> _Required work_: Each entry has to be set down again with no alteration.
━━━━━ Data for analysis ━━━━━
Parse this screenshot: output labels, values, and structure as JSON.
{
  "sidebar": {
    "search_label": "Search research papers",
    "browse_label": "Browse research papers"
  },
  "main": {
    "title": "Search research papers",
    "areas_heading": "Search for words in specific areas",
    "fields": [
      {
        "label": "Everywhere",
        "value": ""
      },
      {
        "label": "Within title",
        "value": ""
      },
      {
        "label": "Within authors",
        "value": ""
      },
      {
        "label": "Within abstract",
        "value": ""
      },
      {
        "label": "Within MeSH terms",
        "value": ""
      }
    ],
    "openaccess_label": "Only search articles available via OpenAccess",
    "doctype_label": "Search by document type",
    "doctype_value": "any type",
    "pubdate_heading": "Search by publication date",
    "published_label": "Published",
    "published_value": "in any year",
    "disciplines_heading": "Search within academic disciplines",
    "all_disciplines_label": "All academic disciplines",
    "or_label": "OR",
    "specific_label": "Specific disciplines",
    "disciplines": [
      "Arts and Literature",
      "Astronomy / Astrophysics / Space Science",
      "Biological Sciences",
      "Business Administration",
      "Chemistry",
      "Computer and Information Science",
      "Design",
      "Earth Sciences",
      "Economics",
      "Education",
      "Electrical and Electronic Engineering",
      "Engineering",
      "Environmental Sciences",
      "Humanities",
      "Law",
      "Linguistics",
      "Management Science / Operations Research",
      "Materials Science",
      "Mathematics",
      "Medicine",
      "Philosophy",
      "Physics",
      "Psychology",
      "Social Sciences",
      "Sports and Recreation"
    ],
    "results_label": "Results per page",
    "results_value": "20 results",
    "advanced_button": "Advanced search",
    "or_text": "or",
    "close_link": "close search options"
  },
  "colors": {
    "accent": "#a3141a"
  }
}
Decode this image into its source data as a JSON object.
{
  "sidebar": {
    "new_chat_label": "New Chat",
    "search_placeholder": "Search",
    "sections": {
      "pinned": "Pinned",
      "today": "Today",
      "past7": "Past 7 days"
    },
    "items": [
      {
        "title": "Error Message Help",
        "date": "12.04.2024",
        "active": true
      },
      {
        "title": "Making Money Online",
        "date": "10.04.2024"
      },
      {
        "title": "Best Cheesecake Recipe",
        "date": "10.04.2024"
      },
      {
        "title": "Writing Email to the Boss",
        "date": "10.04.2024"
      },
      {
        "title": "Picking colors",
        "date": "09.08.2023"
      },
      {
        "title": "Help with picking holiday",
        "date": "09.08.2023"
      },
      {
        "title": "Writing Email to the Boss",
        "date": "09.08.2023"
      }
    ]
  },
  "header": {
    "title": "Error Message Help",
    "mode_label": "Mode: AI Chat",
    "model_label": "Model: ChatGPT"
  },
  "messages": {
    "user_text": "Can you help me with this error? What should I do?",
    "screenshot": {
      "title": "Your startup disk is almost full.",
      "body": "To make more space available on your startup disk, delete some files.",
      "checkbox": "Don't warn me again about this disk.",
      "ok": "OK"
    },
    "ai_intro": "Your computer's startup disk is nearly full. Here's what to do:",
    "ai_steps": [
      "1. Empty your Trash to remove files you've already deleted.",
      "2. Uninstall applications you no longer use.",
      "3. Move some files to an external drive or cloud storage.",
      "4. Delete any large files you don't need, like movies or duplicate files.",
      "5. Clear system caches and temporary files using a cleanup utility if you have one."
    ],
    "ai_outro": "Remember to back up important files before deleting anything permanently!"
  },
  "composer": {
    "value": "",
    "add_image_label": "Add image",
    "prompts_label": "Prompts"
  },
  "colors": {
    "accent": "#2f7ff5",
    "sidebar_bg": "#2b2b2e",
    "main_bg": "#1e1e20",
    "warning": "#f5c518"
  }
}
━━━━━
> _Result of this exercise_:
Parse this screenshot: output labels, values, and structure as JSON.
{
  "sidebar": {
    "search_label": "Search research papers",
    "browse_label": "Browse research papers"
  },
  "main": {
    "title": "Search research papers",
    "areas_heading": "Search for words in specific areas",
    "fields": [
      {
        "label": "Everywhere",
        "value": ""
      },
      {
        "label": "Within title",
        "value": ""
      },
      {
        "label": "Within authors",
        "value": ""
      },
      {
        "label": "Within abstract",
        "value": ""
      },
      {
        "label": "Within MeSH terms",
        "value": ""
      }
    ],
    "openaccess_label": "Only search articles available via OpenAccess",
    "doctype_label": "Search by document type",
    "doctype_value": "any type",
    "pubdate_heading": "Search by publication date",
    "published_label": "Published",
    "published_value": "in any year",
    "disciplines_heading": "Search within academic disciplines",
    "all_disciplines_label": "All academic disciplines",
    "or_label": "OR",
    "specific_label": "Specific disciplines",
    "disciplines": [
      "Arts and Literature",
      "Astronomy / Astrophysics / Space Science",
      "Biological Sciences",
      "Business Administration",
      "Chemistry",
      "Computer and Information Science",
      "Design",
      "Earth Sciences",
      "Economics",
      "Education",
      "Electrical and Electronic Engineering",
      "Engineering",
      "Environmental Sciences",
      "Humanities",
      "Law",
      "Linguistics",
      "Management Science / Operations Research",
      "Materials Science",
      "Mathematics",
      "Medicine",
      "Philosophy",
      "Physics",
      "Psychology",
      "Social Sciences",
      "Sports and Recreation"
    ],
    "results_label": "Results per page",
    "results_value": "20 results",
    "advanced_button": "Advanced search",
    "or_text": "or",
    "close_link": "close search options"
  },
  "colors": {
    "accent": "#a3141a"
  }
}
Decode this image into its source data as a JSON object.
{
  "sidebar": {
    "new_chat_label": "New Chat",
    "search_placeholder": "Search",
    "sections": {
      "pinned": "Pinned",
      "today": "Today",
      "past7": "Past 7 days"
    },
    "items": [
      {
        "title": "Error Message Help",
        "date": "12.04.2024",
        "active": true
      },
      {
        "title": "Making Money Online",
        "date": "10.04.2024"
      },
      {
        "title": "Best Cheesecake Recipe",
        "date": "10.04.2024"
      },
      {
        "title": "Writing Email to the Boss",
        "date": "10.04.2024"
      },
      {
        "title": "Picking colors",
        "date": "09.08.2023"
      },
      {
        "title": "Help with picking holiday",
        "date": "09.08.2023"
      },
      {
        "title": "Writing Email to the Boss",
        "date": "09.08.2023"
      }
    ]
  },
  "header": {
    "title": "Error Message Help",
    "mode_label": "Mode: AI Chat",
    "model_label": "Model: ChatGPT"
  },
  "messages": {
    "user_text": "Can you help me with this error? What should I do?",
    "screenshot": {
      "title": "Your startup disk is almost full.",
      "body": "To make more space available on your startup disk, delete some files.",
      "checkbox": "Don't warn me again about this disk.",
      "ok": "OK"
    },
    "ai_intro": "Your computer's startup disk is nearly full. Here's what to do:",
    "ai_steps": [
      "1. Empty your Trash to remove files you've already deleted.",
      "2. Uninstall applications you no longer use.",
      "3. Move some files to an external drive or cloud storage.",
      "4. Delete any large files you don't need, like movies or duplicate files.",
      "5. Clear system caches and temporary files using a cleanup utility if you have one."
    ],
    "ai_outro": "Remember to back up important files before deleting anything permanently!"
  },
  "composer": {
    "value": "",
    "add_image_label": "Add image",
    "prompts_label": "Prompts"
  },
  "colors": {
    "accent": "#2f7ff5",
    "sidebar_bg": "#2b2b2e",
    "main_bg": "#1e1e20",
    "warning": "#f5c518"
  }
}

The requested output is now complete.